In the June 12, 2012, Commissioner's Meeting, I was encouraged to hear that the Commissioners Court was considering a refinancing instrument which could, in effect, lower taxpayer interest payments on our $6+ million outstanding debt by about $130,000 annually or over $2 million over its remaining life through 2029. It sounded like a good deal. In that meeting, it also appeared that our 'sinking fund' might further be used to reduce that debt. As a conservative who hates to owe money, my thoughts were, "Why not use the sinking fund to lower our total debt?" "Why not look at reducing the life of the loan and paying it off early?" "How did the proposal made by these financial advisors compare with others the county judge might have received?" While I had these questions, I left that meeting feeling that taxpayers might get some relief and hoping that the commissioners were evaluating the financial proposal with Blanco County citizens' interests in mind.
But then, I attended the June 26, 2012, Special Commissioners Meeting. At that meeting, the commissioners (1) voted to give the financial business to the recommending financial advisor firm without a competitive bid, (2) listened as the financial advisors told the County how they could take the 'savings' and incur more debt and then (3) voted to incur about an additional $2 million in debt for unspecified Roads/Bridges - and doing so using a procedure which avoids asking the voters.
The logic appeared to be: Our payments for the old and new debts combined won't be any more than our current payment. This is exactly the same type of thinking that gets many credit card holders in deeper debt! What I did NOT hear in that meeting were (1) alternatives, like reducing the loan amount and/or length of our current debt and reviewing our unreserved-fund balance (which contains approximately $3 million) for possible overage, (2) considering what the voters would want, or (3) any comprehensive plan regarding what proposed roads/bridges would be built or where. Incurring an additional $2 million debt within about a two month period from a first meeting with these financial advisors to a vote seems like a hasty decision.

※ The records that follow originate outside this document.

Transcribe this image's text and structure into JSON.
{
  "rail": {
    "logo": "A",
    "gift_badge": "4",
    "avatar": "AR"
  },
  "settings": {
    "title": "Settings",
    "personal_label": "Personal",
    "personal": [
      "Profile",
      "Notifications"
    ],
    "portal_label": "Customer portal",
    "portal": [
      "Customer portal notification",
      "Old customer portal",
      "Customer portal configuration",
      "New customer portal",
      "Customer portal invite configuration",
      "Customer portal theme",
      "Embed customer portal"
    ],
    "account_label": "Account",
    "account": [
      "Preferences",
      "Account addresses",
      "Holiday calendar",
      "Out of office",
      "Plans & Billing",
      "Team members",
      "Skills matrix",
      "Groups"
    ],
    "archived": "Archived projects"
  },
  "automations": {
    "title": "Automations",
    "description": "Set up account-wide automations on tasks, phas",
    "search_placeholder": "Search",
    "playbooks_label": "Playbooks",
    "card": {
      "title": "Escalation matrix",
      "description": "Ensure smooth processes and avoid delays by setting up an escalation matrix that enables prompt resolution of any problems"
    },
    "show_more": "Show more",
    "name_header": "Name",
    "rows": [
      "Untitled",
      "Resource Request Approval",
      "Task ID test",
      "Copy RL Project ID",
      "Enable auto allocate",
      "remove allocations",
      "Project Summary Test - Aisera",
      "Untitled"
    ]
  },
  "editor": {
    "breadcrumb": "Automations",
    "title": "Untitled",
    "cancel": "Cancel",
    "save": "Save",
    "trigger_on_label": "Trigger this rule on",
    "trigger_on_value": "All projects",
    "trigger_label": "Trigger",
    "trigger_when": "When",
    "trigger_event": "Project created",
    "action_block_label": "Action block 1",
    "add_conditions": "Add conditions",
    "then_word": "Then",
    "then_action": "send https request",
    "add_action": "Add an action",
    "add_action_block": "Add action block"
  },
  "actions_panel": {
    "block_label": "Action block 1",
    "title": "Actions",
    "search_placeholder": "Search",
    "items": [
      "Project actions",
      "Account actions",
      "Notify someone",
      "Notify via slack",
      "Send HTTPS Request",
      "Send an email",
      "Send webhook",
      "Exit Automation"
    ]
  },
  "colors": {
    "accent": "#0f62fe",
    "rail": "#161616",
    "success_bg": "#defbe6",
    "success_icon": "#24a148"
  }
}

So, how can the county government bypass the voters on a bond debt? It is called a Certificate of Obligation and avoids a bond election, which is what was done when the Commissioners Court incurred our $6.5 million debt in 2009. Procedurally, in the next two weeks' local papers, the County will run ads advertising their intent to issue Certificates of Obligation along with the time and place tentatively set for passage. If prior to that time, a petition is presented by at least five percent of the qualified voters protesting the issuance of the certificates, an election must be held and conducted as in a bond election. Texas citizens have routinely used petitions to force local government to reevaluate proposed debt, when done without voter input. While a petition is a viable and achievable option for Blanco County voters, I ask that the County Commissioners reevaluate and reverse their rush to incur more debt, look at conservative alternatives, review upcoming departmental budget needs, provide more information to citizens, provide public forms for citizens to provide input and do a little long range planning in order to avoid adding additional debt to Blanco County citizens. When county expenses increase at a faster rate than the source of all available county revenues, EVERY property owner in this county will see an increase in tax rates and each should have a voice .